Europe bailout fund to issue bonds

 

EFSF BONDS:EUROPE’S BAILOUT fund will issue € 5 billion-€ 8 billion of bonds next month, in what will be the first ever debt offering by the euro zone as a single entity.

The European Financial Stability Facility (EFSF) will use the triple-A rated debt to help fund its part of the € 85 billion Irish rescue.

Klaus Regling, the head of the facility, said in Singapore yesterday most investors would come from Europe, but there had been strong interest from Asia and the Middle East, where the offering would be a “new way to diversify for investors who are looking for high-quality triple-A assets”.
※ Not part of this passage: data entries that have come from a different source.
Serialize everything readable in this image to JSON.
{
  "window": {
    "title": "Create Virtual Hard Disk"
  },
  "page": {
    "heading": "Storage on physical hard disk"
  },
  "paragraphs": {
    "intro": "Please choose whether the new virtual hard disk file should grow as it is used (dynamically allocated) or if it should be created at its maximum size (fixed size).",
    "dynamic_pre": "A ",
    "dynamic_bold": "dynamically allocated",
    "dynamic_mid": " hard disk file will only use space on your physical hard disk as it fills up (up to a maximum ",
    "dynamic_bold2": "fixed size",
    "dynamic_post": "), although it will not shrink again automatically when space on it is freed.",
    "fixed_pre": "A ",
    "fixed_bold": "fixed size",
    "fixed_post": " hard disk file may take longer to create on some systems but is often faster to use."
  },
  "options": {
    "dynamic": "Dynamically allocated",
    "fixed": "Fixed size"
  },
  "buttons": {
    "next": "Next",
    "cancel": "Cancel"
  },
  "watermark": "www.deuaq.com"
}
The bond is likely to be priced at a higher interest rate than similarly rated debt from Germany and France. The news came as prospects of the European Central Bank increasing its purchases of bonds led to market interest rates falling for the so-called peripheral euro zone countries such as Spain, Italy and Ireland.

Traders said the ECB had further stepped up its buying yesterday. Some bankers and investors fret that the EFSF bond could hurt the ability of other European governments to raise debt.

Elisabeth Afseth, fixed income strategist at Evolution Securities, said: “There is a risk of crowding out as the EFSF bonds may prove more attractive to investors than other debt, including German Bunds.

A banker who held investor roadshows with the facility said: “Investors love this stuff. But if you buy an EFSF bond, why on earth would you buy Spain? The risk is just too great.”

The facility will raise € 17.7 billion over three years as part of Ireland’s bailout package.

Mr Regling stressed the € 440 billion the EFSF had at its disposal was enough to shore up the euro zone markets.

Finland’s parliament debated the Irish bailout yesterday, with Finnish finance minister Jyrki Katainen saying no one can guarantee that the European debt crisis won’t spread. Still, the Irish bailout will “soften the blow” on the European economy, he said.

Finland’s parliament will vote this afternoon on the country’s participation in guarantees to the Irish loans. Finland’s biggest opposition party, the Social Democrats will vote against the guarantees.

– Copyright The Financial Times Limited 2010 / Bloomberg